To save one life is as if to save the world.

- The Talmud

No Stray Bullet

Jerry Vauk Jr., Austin, TX – 38 at the time of the event (2008)

Jerry VaukSaturday morning, Jerry sets off to test the bike route to his new workplace, two miles from home. He never got there. He doesn’t know why. In fact he can’t even remember the Friday before. He’s lucky to be able to tell the story. So very lucky, now he’s a survivor of the nation’s number one killer. He had suffered a sudden cardiac arrest. He was found collapsed, under his bike, half on the sidewalk, half on the road.

Two men in a truck saw him and called 9-1-1. A nurse on her way to jazzercise class saw their truck blocking the lane and stopped to help administer CPR. No one else passed by while they waited for the emergency services.

The EMTS were having breakfast just down the road. The call came in four minutes after Jerry collapsed. They nearly took the wrong turn, as they weren’t sure exactly where Jerry was. No pulse, grey pallor, agonal breaths; they thought he might have been hit by a car, but there was no damage to his helmet. To be safe he was put on a backboard and given a neck-brace. They also checked for a gunshot wound—in Texas they have stray bullets!

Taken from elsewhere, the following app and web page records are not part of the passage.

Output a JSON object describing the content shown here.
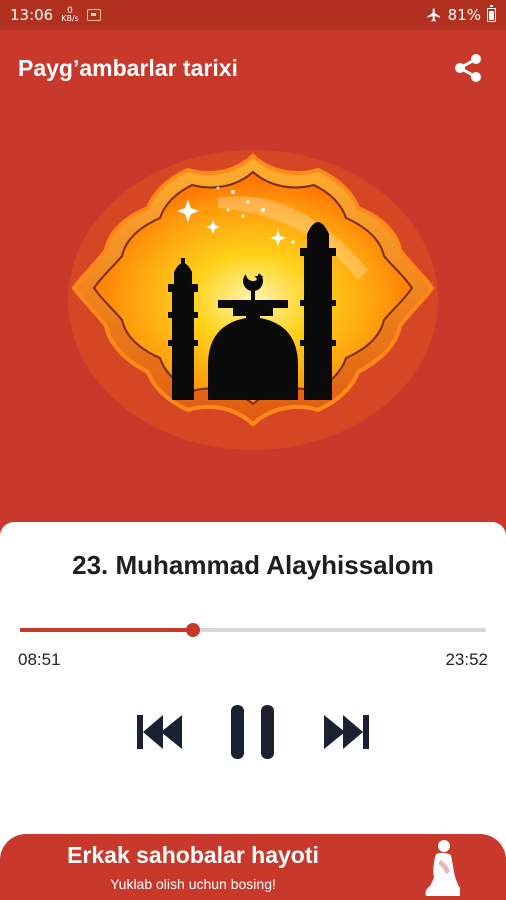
{
  "status_bar": {
    "time": "13:06",
    "data_speed_value": "0",
    "data_speed_unit": "KB/s",
    "battery": "81%",
    "icons": [
      "notification-icon",
      "airplane-icon",
      "battery-icon"
    ]
  },
  "app_bar": {
    "title": "Payg’ambarlar tarixi",
    "share_icon": "share-icon"
  },
  "player": {
    "track_title": "23. Muhammad Alayhissalom",
    "current_time": "08:51",
    "total_time": "23:52",
    "progress_fraction": 0.371,
    "controls": [
      "previous-icon",
      "pause-icon",
      "next-icon"
    ]
  },
  "banner": {
    "title": "Erkak sahobalar hayoti",
    "subtitle": "Yuklab olish uchun bosing!",
    "icon": "praying-man-icon"
  },
  "colors": {
    "primary": "#c8392b",
    "status_bar": "#b2301f",
    "frame_orange": "#f07a1a",
    "card": "#ffffff",
    "controls": "#1c2033"
  }
}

He was loaded into the ambulance and for 21 minutes they worked on Jerry before they moved an inch. It took six shocks from the defibrillator to get a pulse. The EMTs used a special type of IV employing an intraosseous needle, drilling a tiny hole into his leg bone where they could get access to the excellent blood flow of the bone marrow.

Jerry also received the latest arrest survival technique: fast continuous chest compressions and induced hypothermia, once stabilized in the ER. It worked. Although he did end up with a nasty bout of pneumonia, which took a week to recover from, still intubated and sedated.

When the EMTs visited Jerry in the hospital, his first words were “What the hell did you do to my chest?” He was told, “If you don’t hear the cartilage popping and cracking, you’re not doing the compressions deep enough.” (He was also made aware of how strong and powerful the fire-crew member was.) They respond to around one arrest per week, and were ecstatic that they had saved Jerry.

It soon became apparent that Jerry was delirious—from the sedation, not the elation. He couldn’t recognize his family members and was hearing voices from the TV. Jerry recalls his attempted escape from hospital, “I thought people were out to get me.” He only made it half way down the corridor. The hospital staff were not surprised, and suspected he probably hadn’t gotten any REM sleep for the whole week of sedation.

Despite these odd behaviors, Jerry’s cognitive ability was unimpaired. Nevertheless the doctors quizzed Jerry relentlessly, asking him to subtract sevens, and spell words backwards, until they were certain. He was back to work within weeks and lives a full life with his private, personal EMT crew in his breast. His ICD is ready and waiting, and he’s grateful, since he can be there for his two sons. He could not imagine leaving them without a father. The words of his three-year-old still ring in his ears, “Daddy, me miss you when you were in hospital.”

-Jeremy Whitehead